# [GIVEN DATA]
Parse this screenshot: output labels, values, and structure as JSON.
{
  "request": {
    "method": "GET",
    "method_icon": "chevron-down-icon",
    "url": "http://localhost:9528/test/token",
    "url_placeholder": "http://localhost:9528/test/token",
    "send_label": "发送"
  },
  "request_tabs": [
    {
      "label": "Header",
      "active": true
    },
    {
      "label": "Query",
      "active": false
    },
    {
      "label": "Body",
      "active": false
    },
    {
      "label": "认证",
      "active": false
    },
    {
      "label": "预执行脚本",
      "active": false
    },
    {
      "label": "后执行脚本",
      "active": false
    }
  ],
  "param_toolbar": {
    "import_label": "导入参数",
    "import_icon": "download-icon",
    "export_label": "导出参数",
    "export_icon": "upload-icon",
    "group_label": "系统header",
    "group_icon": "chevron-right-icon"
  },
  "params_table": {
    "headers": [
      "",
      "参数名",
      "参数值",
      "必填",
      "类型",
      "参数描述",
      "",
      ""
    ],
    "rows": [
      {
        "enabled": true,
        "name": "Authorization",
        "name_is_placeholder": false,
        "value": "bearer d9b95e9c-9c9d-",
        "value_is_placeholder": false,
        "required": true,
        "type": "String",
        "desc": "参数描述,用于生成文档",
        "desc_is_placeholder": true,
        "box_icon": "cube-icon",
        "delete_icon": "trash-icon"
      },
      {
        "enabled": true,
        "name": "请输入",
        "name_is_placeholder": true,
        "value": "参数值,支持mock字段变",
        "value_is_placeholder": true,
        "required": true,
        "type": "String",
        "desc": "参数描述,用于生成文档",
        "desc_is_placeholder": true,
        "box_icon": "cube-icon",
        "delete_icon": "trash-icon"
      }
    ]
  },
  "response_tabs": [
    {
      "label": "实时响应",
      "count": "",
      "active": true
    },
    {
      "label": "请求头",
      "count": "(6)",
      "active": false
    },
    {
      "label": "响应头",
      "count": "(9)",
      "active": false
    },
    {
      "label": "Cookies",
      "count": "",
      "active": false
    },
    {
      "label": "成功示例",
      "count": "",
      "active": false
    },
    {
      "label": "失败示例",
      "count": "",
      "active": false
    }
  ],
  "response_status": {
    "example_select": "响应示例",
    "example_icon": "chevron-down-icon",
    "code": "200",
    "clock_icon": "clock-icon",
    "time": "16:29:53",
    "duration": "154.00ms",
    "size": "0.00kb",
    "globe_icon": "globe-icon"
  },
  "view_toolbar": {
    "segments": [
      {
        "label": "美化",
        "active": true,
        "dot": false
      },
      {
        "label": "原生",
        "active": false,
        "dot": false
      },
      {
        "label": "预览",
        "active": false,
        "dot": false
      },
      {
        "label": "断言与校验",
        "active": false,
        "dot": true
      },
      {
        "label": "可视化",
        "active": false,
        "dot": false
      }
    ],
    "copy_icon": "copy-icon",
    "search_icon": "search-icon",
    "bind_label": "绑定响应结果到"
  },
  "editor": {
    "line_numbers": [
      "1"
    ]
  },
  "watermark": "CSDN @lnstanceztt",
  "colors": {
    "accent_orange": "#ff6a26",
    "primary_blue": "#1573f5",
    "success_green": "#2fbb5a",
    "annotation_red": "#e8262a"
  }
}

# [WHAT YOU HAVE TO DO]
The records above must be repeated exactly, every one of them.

# [ANSWER SECTION]
Parse this screenshot: output labels, values, and structure as JSON.
{
  "request": {
    "method": "GET",
    "method_icon": "chevron-down-icon",
    "url": "http://localhost:9528/test/token",
    "url_placeholder": "http://localhost:9528/test/token",
    "send_label": "发送"
  },
  "request_tabs": [
    {
      "label": "Header",
      "active": true
    },
    {
      "label": "Query",
      "active": false
    },
    {
      "label": "Body",
      "active": false
    },
    {
      "label": "认证",
      "active": false
    },
    {
      "label": "预执行脚本",
      "active": false
    },
    {
      "label": "后执行脚本",
      "active": false
    }
  ],
  "param_toolbar": {
    "import_label": "导入参数",
    "import_icon": "download-icon",
    "export_label": "导出参数",
    "export_icon": "upload-icon",
    "group_label": "系统header",
    "group_icon": "chevron-right-icon"
  },
  "params_table": {
    "headers": [
      "",
      "参数名",
      "参数值",
      "必填",
      "类型",
      "参数描述",
      "",
      ""
    ],
    "rows": [
      {
        "enabled": true,
        "name": "Authorization",
        "name_is_placeholder": false,
        "value": "bearer d9b95e9c-9c9d-",
        "value_is_placeholder": false,
        "required": true,
        "type": "String",
        "desc": "参数描述,用于生成文档",
        "desc_is_placeholder": true,
        "box_icon": "cube-icon",
        "delete_icon": "trash-icon"
      },
      {
        "enabled": true,
        "name": "请输入",
        "name_is_placeholder": true,
        "value": "参数值,支持mock字段变",
        "value_is_placeholder": true,
        "required": true,
        "type": "String",
        "desc": "参数描述,用于生成文档",
        "desc_is_placeholder": true,
        "box_icon": "cube-icon",
        "delete_icon": "trash-icon"
      }
    ]
  },
  "response_tabs": [
    {
      "label": "实时响应",
      "count": "",
      "active": true
    },
    {
      "label": "请求头",
      "count": "(6)",
      "active": false
    },
    {
      "label": "响应头",
      "count": "(9)",
      "active": false
    },
    {
      "label": "Cookies",
      "count": "",
      "active": false
    },
    {
      "label": "成功示例",
      "count": "",
      "active": false
    },
    {
      "label": "失败示例",
      "count": "",
      "active": false
    }
  ],
  "response_status": {
    "example_select": "响应示例",
    "example_icon": "chevron-down-icon",
    "code": "200",
    "clock_icon": "clock-icon",
    "time": "16:29:53",
    "duration": "154.00ms",
    "size": "0.00kb",
    "globe_icon": "globe-icon"
  },
  "view_toolbar": {
    "segments": [
      {
        "label": "美化",
        "active": true,
        "dot": false
      },
      {
        "label": "原生",
        "active": false,
        "dot": false
      },
      {
        "label": "预览",
        "active": false,
        "dot": false
      },
      {
        "label": "断言与校验",
        "active": false,
        "dot": true
      },
      {
        "label": "可视化",
        "active": false,
        "dot": false
      }
    ],
    "copy_icon": "copy-icon",
    "search_icon": "search-icon",
    "bind_label": "绑定响应结果到"
  },
  "editor": {
    "line_numbers": [
      "1"
    ]
  },
  "watermark": "CSDN @lnstanceztt",
  "colors": {
    "accent_orange": "#ff6a26",
    "primary_blue": "#1573f5",
    "success_green": "#2fbb5a",
    "annotation_red": "#e8262a"
  }
}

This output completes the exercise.